    The people, churches and groups that shaped Bachmann's thinking are far more anti-woman than most Americans fully comprehend.

    There is a background to this.

    The issue of wifely submission is at the heart of the entire anti-feminist agenda that shaped Bachmann. I should know. As I describe in my book Sex, Mom and God, the current crop of religious right leaders -- including Michele Bachamnn -- got their ideas and inspiration from my family’s work, books and film series. As the New Yorker correctly noted about my late father and the movies I directed when I was his nepotistic sidekick:

    [Bachmann and her husband] experienced a life-altering event: they watched a series of films by the evangelist and theologian Francis Schaeffer called “How Should We Then Live?” Schaeffer, who ran a mission in the Swiss Alps known as L’Abri (“the shelter”), opposed liberal trends in theology. One of the most influential evangelical thinkers of the nineteen-seventies and early eighties, he has been credited with getting a generation of Christians involved in politics.

  2. Whatever she did, it seems to have worked out pretty well for her. Obama was a prominent member of a church run by a crazed anti-american, marxist racist but the media studiously ignored it. Suddenly, with Bachmann and of course Romney, religion becomes a crucial factor.
  3. Tsing Tao

    Tsing Tao


    Because liberals can't argue issues, they have to personally attack.
  4. Democratic Strategist Powers Slams Media for Misrepresenting Bachmann, Evangelical View on Submission in Marriage
    By Ken Shepherd | August 16, 2011 | 10:44

    She never mentioned colleague Michelle Goldberg by name, but it's hard to think that Democratic strategist and Fox News contributor Kirsten Powers didn't have her in mind when she penned her August 15 Daily Beast column, "Stop Attacking Evangelicals!"

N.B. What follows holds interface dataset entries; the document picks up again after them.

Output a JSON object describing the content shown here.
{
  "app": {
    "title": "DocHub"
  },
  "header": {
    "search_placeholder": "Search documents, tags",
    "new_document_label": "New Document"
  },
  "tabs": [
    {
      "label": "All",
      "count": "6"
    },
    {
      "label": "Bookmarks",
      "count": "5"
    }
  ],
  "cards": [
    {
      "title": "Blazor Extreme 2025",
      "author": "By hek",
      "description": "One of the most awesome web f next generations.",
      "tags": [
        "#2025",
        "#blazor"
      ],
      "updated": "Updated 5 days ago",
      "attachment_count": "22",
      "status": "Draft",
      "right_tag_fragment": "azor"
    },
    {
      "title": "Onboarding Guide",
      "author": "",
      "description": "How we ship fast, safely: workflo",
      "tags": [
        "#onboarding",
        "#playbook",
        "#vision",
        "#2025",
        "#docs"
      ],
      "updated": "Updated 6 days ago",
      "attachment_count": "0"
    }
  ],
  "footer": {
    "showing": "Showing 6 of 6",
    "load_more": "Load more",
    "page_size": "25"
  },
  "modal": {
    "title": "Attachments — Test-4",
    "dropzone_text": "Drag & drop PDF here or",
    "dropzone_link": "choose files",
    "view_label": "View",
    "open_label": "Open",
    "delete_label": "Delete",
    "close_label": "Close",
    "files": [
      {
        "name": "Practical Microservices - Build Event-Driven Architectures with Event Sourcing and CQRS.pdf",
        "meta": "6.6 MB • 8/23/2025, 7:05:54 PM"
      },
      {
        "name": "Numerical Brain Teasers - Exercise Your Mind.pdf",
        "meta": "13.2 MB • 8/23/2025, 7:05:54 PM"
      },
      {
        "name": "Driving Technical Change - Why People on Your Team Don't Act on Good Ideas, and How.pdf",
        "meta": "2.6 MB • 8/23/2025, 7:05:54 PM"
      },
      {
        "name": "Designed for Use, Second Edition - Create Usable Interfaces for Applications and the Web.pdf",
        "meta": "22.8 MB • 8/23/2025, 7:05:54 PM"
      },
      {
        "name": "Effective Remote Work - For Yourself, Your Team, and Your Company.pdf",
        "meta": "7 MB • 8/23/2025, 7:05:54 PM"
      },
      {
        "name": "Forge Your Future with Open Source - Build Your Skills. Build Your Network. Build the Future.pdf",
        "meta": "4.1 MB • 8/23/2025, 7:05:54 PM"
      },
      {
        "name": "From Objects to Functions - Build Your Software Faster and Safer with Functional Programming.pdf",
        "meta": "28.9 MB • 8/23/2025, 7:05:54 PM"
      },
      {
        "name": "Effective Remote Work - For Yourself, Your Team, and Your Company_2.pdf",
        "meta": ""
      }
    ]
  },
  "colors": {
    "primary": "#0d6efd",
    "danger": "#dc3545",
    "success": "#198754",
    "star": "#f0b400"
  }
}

    You may recall that on August 14, Goldberg laid out her Michele Bachmann-is-a-theocrat conspiracy theory.

    "Welcome to the last bastion of sanctioned bigotry: ignorant attacks against evangelicals," Powers opened her column, adding that "Since Rep. Michele Bachmann was asked in a debate whether she would be submissive to her husband as president, the punditry has morphed into a morass of armchair theologians pushing flawed interpretations of what submission means in a biblical context."

    "Thankfully, nowhere have we seen this kind of behavior relating to Mormons (yet) or Muslims, but it’s open season on the evangelical faith," Powers added, going on to explain the evangelical understanding of the Bible's injunction to wives to submit to their husbands and husbands to love their lives in a sacrificial Christ-like manner:
    Amen, sister.
  5. Jesus, who never married and wait for it, was born of a virgin birth, has views on marriage.

    Pardon me, but what the fuck would he know?
    Wot, god told him how to only have sex for procreation, AFTER, he stopped a prostitute from being stoned to death? AFTER he never had sex, himself?

    Fuck me, if Michelle Bachmann is the best the human race has to offer, then the human race has run it's term limit.
    Sure, i would go their, but that's not the point.